I was pretty pleased with the results. It was another grey day but I was able to find a few different subjects which I thought would work well and I enjoyed playing around with post processing in black and white and in colour depending on the scene. When it is possible to get some colour from the sky I can see the potential IR offers in brighter conditions (when it is more traditionally used). That said, in grey conditions I really like that it can create real drama from the clouds. I even had a play with stitching a panorama together as seen in the beach image above.

One thing I did notice is that there is more noise in the images than I am used to. This despite keeping the ISO at a very low 80. I imagine this is due to the nearly 10 year old sensor technology and it isn't a huge issue. In fact it gave me an idea to experiment with stacking and averaging images of the same scene in the future to reduce the noise and possibly even create larger super resolution images (similar to how pixel shift works in modern cameras).

I ventured out again last week to explore a road that has been closed all winter and which only just reopened. This wasn't intended to be a photography trip, more of a scouting mission to determine if the road was passable. As such I grabbed the little G10 and headed out. Here are some images from the journey. 

I again found myself really enjoying using the G10. Aside from infrared still being a novelty for me, having a point and shoot, and therefore a portable little camera, was also extremely helpful. I forget how limiting it can be sometimes to heft around a DSLR or film camera with a set of lenses and associated accessories. Being able to grab the camera, flick it on and grab an image was refreshing. These images show me the potential of infrared when there is good light. The landscape can be lit up with what almost appear to be floodlights. Combined with a dramatic sky, I can see myself really enjoying this type of dramatic IR photography in the future. I only wish that Mamma Sheep had looked up when the light was on the hill but unfortunately she didn't.

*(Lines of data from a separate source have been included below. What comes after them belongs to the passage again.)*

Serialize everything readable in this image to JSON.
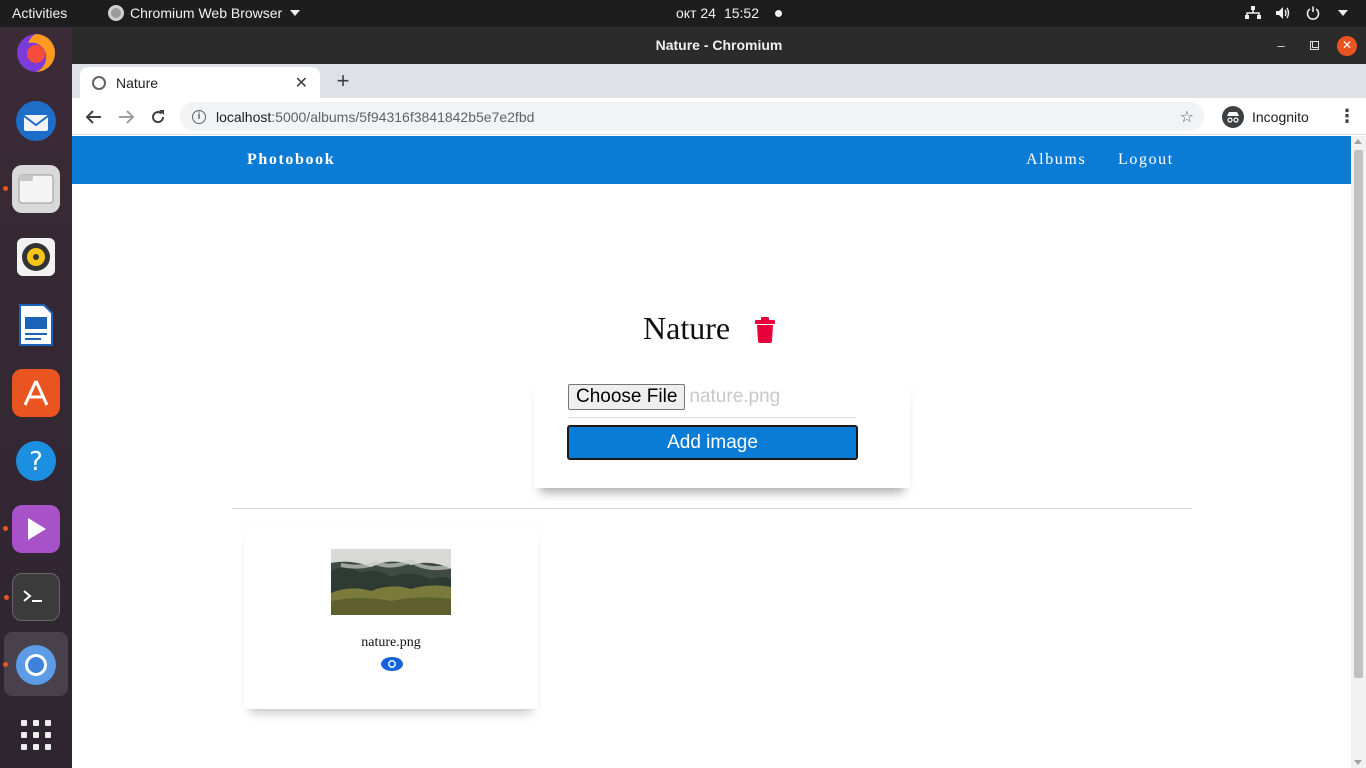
{
  "os": {
    "activities": "Activities",
    "app_name": "Chromium Web Browser",
    "clock_date": "окт 24",
    "clock_time": "15:52"
  },
  "window": {
    "title": "Nature - Chromium"
  },
  "browser": {
    "tab_title": "Nature",
    "url_host": "localhost",
    "url_path": ":5000/albums/5f94316f3841842b5e7e2fbd",
    "incognito_label": "Incognito"
  },
  "page": {
    "brand": "Photobook",
    "nav_links": [
      "Albums",
      "Logout"
    ],
    "album_title": "Nature",
    "choose_file_label": "Choose File",
    "file_input_value": "nature.png",
    "add_image_label": "Add image",
    "images": [
      {
        "name": "nature.png"
      }
    ],
    "colors": {
      "primary": "#0a7cd6",
      "danger": "#e8003d"
    }
  }
}
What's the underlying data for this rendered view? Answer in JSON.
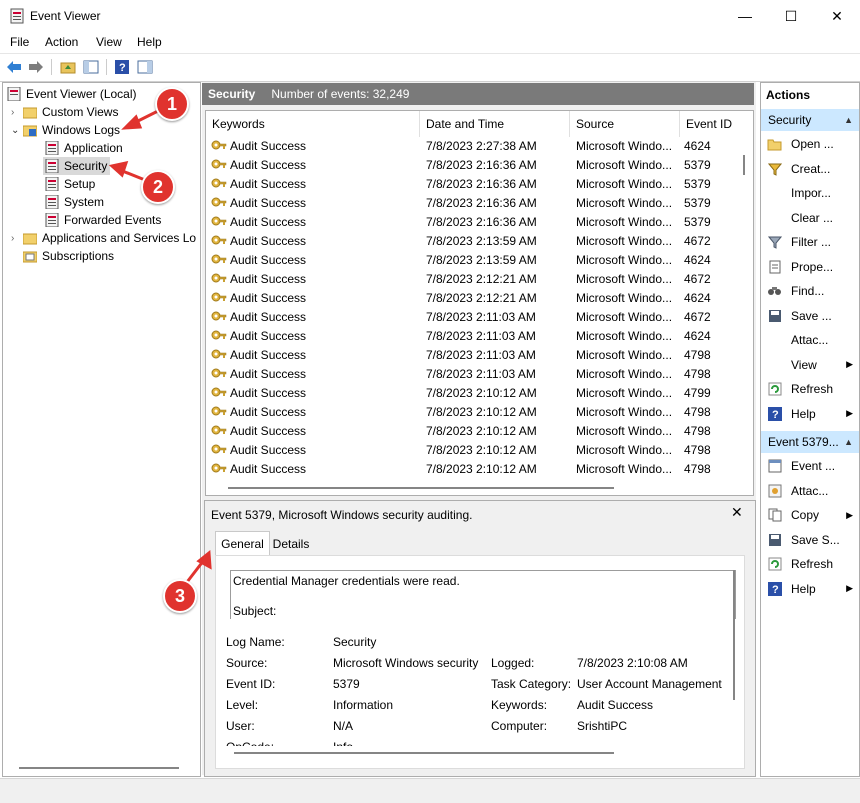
{
  "window": {
    "title": "Event Viewer",
    "minimize": "—",
    "maximize": "☐",
    "close": "✕"
  },
  "menu": {
    "file": "File",
    "action": "Action",
    "view": "View",
    "help": "Help"
  },
  "tree": {
    "root": "Event Viewer (Local)",
    "custom_views": "Custom Views",
    "windows_logs": "Windows Logs",
    "application": "Application",
    "security": "Security",
    "setup": "Setup",
    "system": "System",
    "forwarded_events": "Forwarded Events",
    "app_services": "Applications and Services Lo",
    "subscriptions": "Subscriptions"
  },
  "log_header": {
    "name": "Security",
    "count": "Number of events: 32,249"
  },
  "columns": {
    "keywords": "Keywords",
    "date_time": "Date and Time",
    "source": "Source",
    "event_id": "Event ID"
  },
  "events": [
    {
      "keyword": "Audit Success",
      "date": "7/8/2023 2:27:38 AM",
      "source": "Microsoft Windo...",
      "id": "4624"
    },
    {
      "keyword": "Audit Success",
      "date": "7/8/2023 2:16:36 AM",
      "source": "Microsoft Windo...",
      "id": "5379"
    },
    {
      "keyword": "Audit Success",
      "date": "7/8/2023 2:16:36 AM",
      "source": "Microsoft Windo...",
      "id": "5379"
    },
    {
      "keyword": "Audit Success",
      "date": "7/8/2023 2:16:36 AM",
      "source": "Microsoft Windo...",
      "id": "5379"
    },
    {
      "keyword": "Audit Success",
      "date": "7/8/2023 2:16:36 AM",
      "source": "Microsoft Windo...",
      "id": "5379"
    },
    {
      "keyword": "Audit Success",
      "date": "7/8/2023 2:13:59 AM",
      "source": "Microsoft Windo...",
      "id": "4672"
    },
    {
      "keyword": "Audit Success",
      "date": "7/8/2023 2:13:59 AM",
      "source": "Microsoft Windo...",
      "id": "4624"
    },
    {
      "keyword": "Audit Success",
      "date": "7/8/2023 2:12:21 AM",
      "source": "Microsoft Windo...",
      "id": "4672"
    },
    {
      "keyword": "Audit Success",
      "date": "7/8/2023 2:12:21 AM",
      "source": "Microsoft Windo...",
      "id": "4624"
    },
    {
      "keyword": "Audit Success",
      "date": "7/8/2023 2:11:03 AM",
      "source": "Microsoft Windo...",
      "id": "4672"
    },
    {
      "keyword": "Audit Success",
      "date": "7/8/2023 2:11:03 AM",
      "source": "Microsoft Windo...",
      "id": "4624"
    },
    {
      "keyword": "Audit Success",
      "date": "7/8/2023 2:11:03 AM",
      "source": "Microsoft Windo...",
      "id": "4798"
    },
    {
      "keyword": "Audit Success",
      "date": "7/8/2023 2:11:03 AM",
      "source": "Microsoft Windo...",
      "id": "4798"
    },
    {
      "keyword": "Audit Success",
      "date": "7/8/2023 2:10:12 AM",
      "source": "Microsoft Windo...",
      "id": "4799"
    },
    {
      "keyword": "Audit Success",
      "date": "7/8/2023 2:10:12 AM",
      "source": "Microsoft Windo...",
      "id": "4798"
    },
    {
      "keyword": "Audit Success",
      "date": "7/8/2023 2:10:12 AM",
      "source": "Microsoft Windo...",
      "id": "4798"
    },
    {
      "keyword": "Audit Success",
      "date": "7/8/2023 2:10:12 AM",
      "source": "Microsoft Windo...",
      "id": "4798"
    },
    {
      "keyword": "Audit Success",
      "date": "7/8/2023 2:10:12 AM",
      "source": "Microsoft Windo...",
      "id": "4798"
    }
  ],
  "detail": {
    "title": "Event 5379, Microsoft Windows security auditing.",
    "tab_general": "General",
    "tab_details": "Details",
    "message_line1": "Credential Manager credentials were read.",
    "message_line2": "Subject:",
    "log_name_label": "Log Name:",
    "log_name": "Security",
    "source_label": "Source:",
    "source": "Microsoft Windows security",
    "logged_label": "Logged:",
    "logged": "7/8/2023 2:10:08 AM",
    "event_id_label": "Event ID:",
    "event_id": "5379",
    "task_category_label": "Task Category:",
    "task_category": "User Account Management",
    "level_label": "Level:",
    "level": "Information",
    "keywords_label": "Keywords:",
    "keywords": "Audit Success",
    "user_label": "User:",
    "user": "N/A",
    "computer_label": "Computer:",
    "computer": "SrishtiPC",
    "opcode_label": "OpCode:",
    "opcode": "Info"
  },
  "actions": {
    "header": "Actions",
    "section1": "Security",
    "items1": [
      "Open ...",
      "Creat...",
      "Impor...",
      "Clear ...",
      "Filter ...",
      "Prope...",
      "Find...",
      "Save ...",
      "Attac...",
      "View",
      "Refresh",
      "Help"
    ],
    "section2": "Event 5379...",
    "items2": [
      "Event ...",
      "Attac...",
      "Copy",
      "Save S...",
      "Refresh",
      "Help"
    ]
  },
  "annotations": [
    "1",
    "2",
    "3"
  ],
  "colors": {
    "accent": "#cce8ff",
    "selected": "#d9d9d9",
    "header_bar": "#7a7a7a",
    "badge": "#e0332e"
  }
}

 A final panorama

A final panorama

So this has been my first foray into infrared photography and I'm by no means an expert or producing amazing work. I am enjoying it immensely though and I think this is the most important thing. It opens up some new creative opportunities for me with the landscapes here and I definitely see myself adding it to my portfolio as my skills and understanding improve. I am very grateful to Richard Stern in the US for sending me his camera and encouraging me to give it a try - thank you Richard!

Iceland Travel Guide Incoming!

  • UPDATE! This is now available to buy from the links below!

Hey guys,

Just a quick heads up to say that this useful guide is being released next week (9th July). It's a short read but contains plenty of useful information for anyone coming to Iceland or planning to come to Iceland. My extremely talented wife put it together and of course I'm biased in saying that I think it's great!

It's called "Essential Traveller Tips to Know BEFORE You Visit Iceland" and it's currently available for pre-order as an ebook from Amazon.

Amazon UK - https://goo.gl/shnFRq

Amazon US - https://goo.gl/xDRrD8